* I received this book in exchange for my honest review.
Comment: Sounds good, but if you cut them loose and they keep calling/writing, should you just ignore them or do you have to lie and say you’re “too busy” to see them? They authors don't say.
Authors: “If the friendship atrophies due to Tammy’s unresponsiveness, then Marcia has gained something. Marcia has learned there wasn’t a mutual connection in the first place. She can grieve, get over it, and move on to find real friends.”

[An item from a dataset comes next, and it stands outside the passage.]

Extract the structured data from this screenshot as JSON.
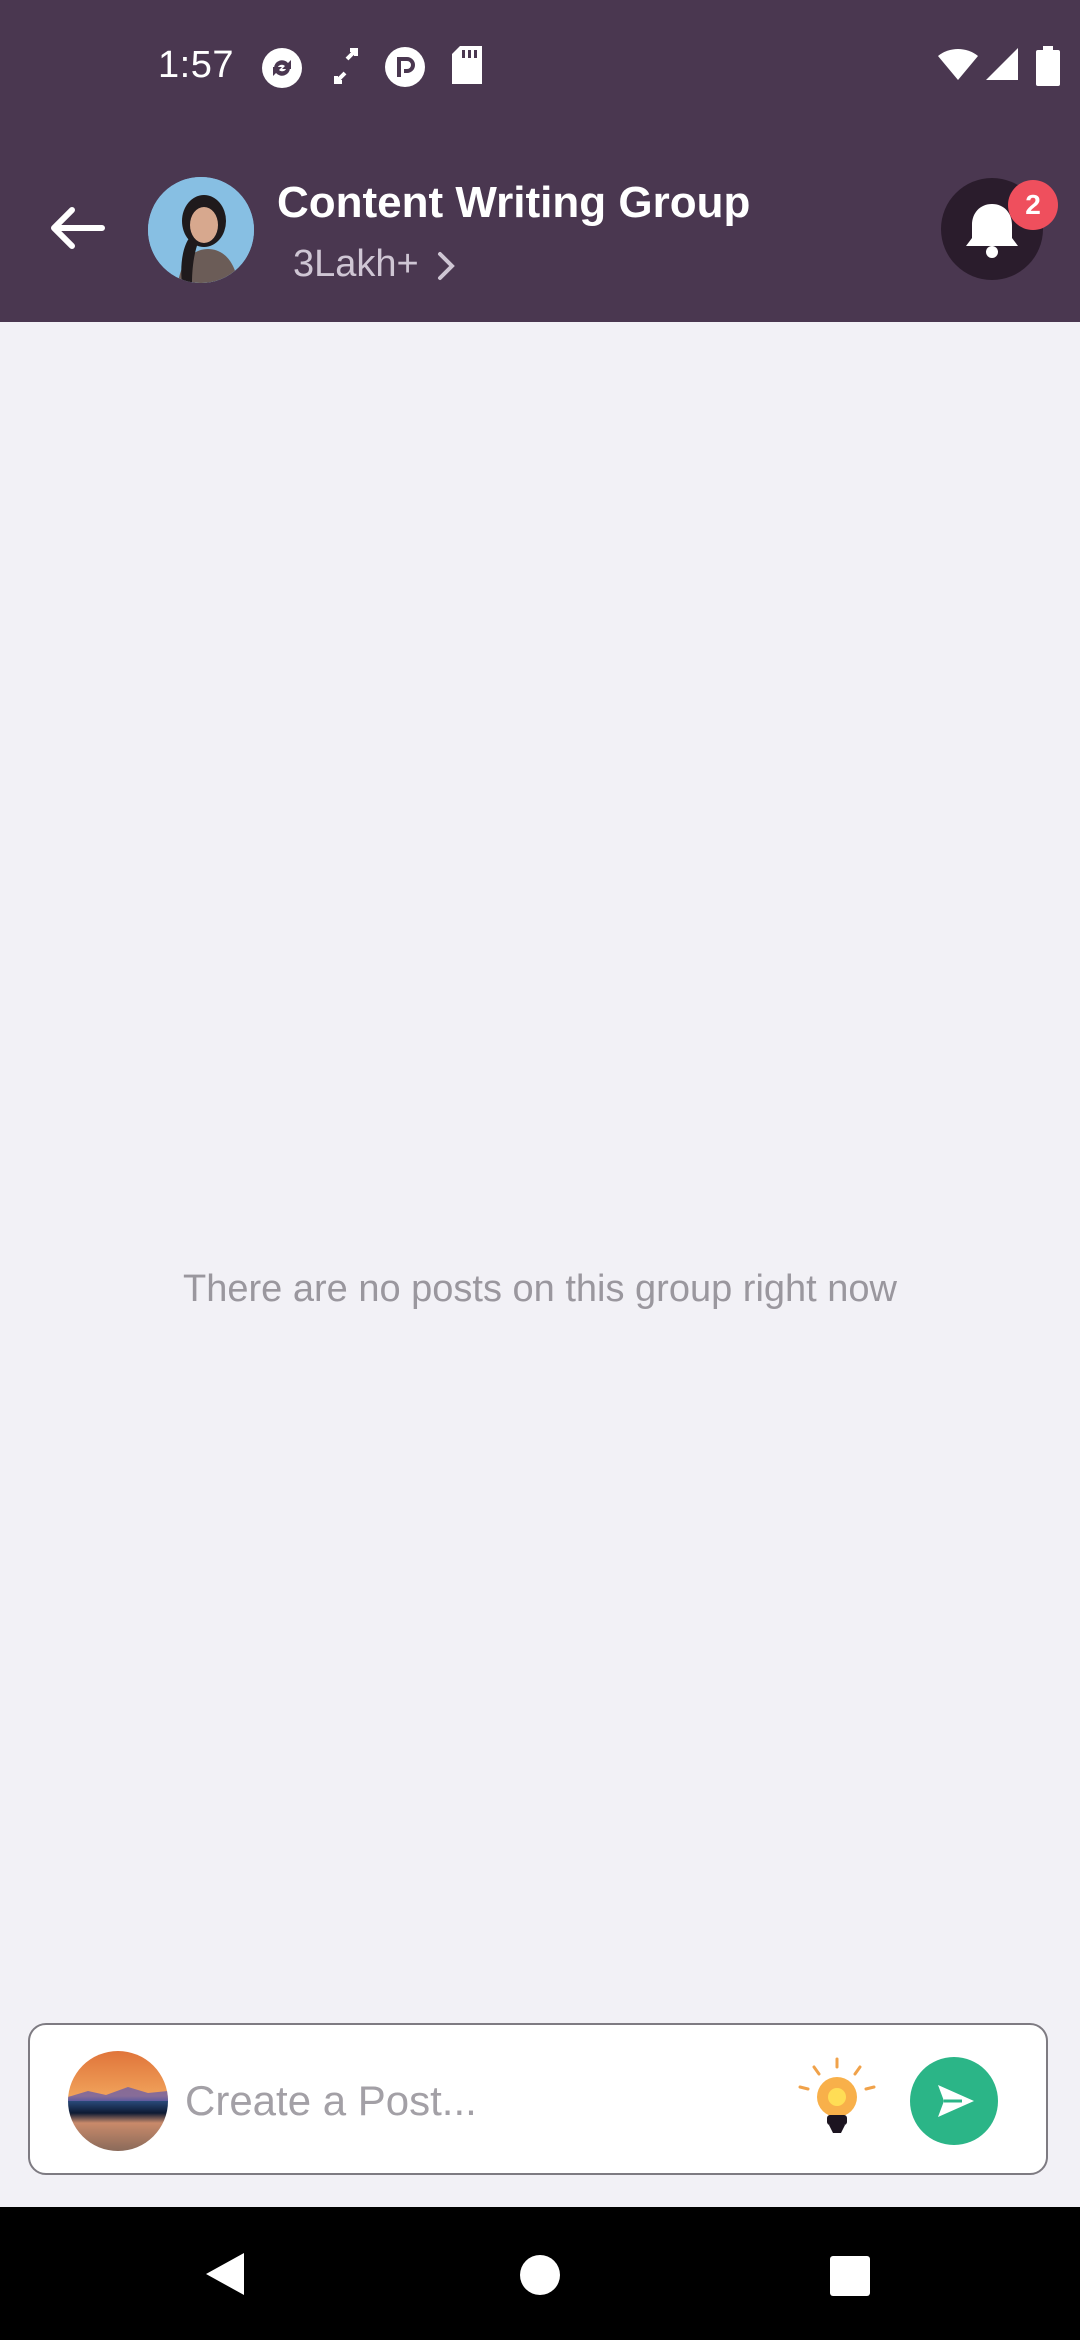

Comment: Again, what happens if there is truly no connection, yet one person persists? What if Tammy keeps bothering Marcia, accuses Marcia of abandoning Tammy, says that Marcia is being selfish, etc? What if Tammy shows up on Marcia’s porch and refuses to leave? Should Marcia call the police and/or take out a restraining order? The authors don't address this possibility.